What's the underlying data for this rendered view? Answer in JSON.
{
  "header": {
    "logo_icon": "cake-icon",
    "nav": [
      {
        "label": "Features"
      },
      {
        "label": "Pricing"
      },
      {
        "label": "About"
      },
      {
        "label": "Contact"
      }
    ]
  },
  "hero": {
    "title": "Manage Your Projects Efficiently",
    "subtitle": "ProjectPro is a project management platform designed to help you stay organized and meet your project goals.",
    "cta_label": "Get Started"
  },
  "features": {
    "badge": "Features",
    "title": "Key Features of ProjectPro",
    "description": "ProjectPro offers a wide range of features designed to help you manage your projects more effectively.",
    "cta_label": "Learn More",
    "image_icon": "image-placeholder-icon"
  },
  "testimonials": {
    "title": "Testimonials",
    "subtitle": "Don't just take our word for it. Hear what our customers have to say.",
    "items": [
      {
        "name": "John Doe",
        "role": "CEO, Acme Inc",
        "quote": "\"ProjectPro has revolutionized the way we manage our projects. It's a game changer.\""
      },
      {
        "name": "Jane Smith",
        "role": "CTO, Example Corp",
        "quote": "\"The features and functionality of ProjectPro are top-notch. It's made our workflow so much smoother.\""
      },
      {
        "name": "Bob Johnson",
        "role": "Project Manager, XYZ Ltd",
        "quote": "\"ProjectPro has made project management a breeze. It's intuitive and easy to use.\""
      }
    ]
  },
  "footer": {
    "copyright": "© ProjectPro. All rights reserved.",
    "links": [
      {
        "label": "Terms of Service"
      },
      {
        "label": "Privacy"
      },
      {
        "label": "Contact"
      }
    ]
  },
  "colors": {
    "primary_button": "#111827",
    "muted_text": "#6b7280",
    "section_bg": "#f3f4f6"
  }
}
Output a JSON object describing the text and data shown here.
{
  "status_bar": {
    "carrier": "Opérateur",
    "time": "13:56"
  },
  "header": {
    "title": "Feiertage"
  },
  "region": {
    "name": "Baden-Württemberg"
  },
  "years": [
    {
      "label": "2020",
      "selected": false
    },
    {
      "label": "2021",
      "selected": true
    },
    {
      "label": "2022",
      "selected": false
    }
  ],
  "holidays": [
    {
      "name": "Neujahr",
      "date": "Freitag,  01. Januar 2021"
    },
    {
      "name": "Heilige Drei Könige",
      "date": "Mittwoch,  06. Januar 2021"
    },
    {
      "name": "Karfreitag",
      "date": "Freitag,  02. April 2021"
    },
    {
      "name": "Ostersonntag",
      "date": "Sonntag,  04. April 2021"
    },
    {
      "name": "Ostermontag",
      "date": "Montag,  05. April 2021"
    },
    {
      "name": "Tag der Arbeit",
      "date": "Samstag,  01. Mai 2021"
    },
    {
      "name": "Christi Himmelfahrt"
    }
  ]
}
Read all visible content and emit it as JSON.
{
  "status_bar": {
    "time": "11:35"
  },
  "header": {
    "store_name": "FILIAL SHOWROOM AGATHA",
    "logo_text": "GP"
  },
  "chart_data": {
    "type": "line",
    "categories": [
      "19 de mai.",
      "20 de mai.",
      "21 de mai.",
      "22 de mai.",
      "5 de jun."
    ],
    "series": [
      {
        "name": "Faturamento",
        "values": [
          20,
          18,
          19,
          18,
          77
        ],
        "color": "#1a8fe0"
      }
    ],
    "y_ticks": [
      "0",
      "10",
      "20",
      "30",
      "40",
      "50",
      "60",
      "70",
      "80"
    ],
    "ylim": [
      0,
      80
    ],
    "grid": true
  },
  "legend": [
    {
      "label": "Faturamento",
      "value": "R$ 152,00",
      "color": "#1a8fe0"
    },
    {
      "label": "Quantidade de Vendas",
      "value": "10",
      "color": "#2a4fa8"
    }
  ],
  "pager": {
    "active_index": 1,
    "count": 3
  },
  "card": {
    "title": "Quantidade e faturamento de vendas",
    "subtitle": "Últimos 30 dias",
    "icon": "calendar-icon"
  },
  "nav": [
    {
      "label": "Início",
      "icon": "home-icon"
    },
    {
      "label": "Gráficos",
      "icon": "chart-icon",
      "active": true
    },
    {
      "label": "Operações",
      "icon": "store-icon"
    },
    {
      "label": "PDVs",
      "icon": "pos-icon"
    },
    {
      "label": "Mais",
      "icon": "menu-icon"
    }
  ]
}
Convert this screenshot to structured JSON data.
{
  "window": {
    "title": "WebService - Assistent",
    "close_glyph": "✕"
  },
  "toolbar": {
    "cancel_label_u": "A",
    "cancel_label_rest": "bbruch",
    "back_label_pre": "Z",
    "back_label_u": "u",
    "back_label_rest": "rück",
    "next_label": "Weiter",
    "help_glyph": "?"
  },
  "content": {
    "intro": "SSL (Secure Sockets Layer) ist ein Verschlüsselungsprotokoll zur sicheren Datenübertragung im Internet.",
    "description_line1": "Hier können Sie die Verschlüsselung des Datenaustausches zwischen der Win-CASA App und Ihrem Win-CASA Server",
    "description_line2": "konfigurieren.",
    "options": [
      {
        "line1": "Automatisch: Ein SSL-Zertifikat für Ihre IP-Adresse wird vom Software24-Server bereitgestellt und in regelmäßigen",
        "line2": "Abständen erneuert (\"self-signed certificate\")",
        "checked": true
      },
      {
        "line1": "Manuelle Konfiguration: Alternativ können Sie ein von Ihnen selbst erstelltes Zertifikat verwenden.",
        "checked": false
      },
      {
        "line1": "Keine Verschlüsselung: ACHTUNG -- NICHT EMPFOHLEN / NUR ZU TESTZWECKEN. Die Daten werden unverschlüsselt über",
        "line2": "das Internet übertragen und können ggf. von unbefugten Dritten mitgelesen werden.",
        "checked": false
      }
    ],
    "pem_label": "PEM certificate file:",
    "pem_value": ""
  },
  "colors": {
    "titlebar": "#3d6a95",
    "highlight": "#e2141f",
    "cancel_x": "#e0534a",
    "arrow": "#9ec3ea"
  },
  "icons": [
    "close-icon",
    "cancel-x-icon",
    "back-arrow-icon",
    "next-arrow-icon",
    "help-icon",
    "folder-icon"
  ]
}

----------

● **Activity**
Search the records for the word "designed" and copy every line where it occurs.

● **Result of this exercise**
    "subtitle": "ProjectPro is a project management platform designed to help you stay organized and meet your project goals.",
    "description": "ProjectPro offers a wide range of features designed to help you manage your projects more effectively.",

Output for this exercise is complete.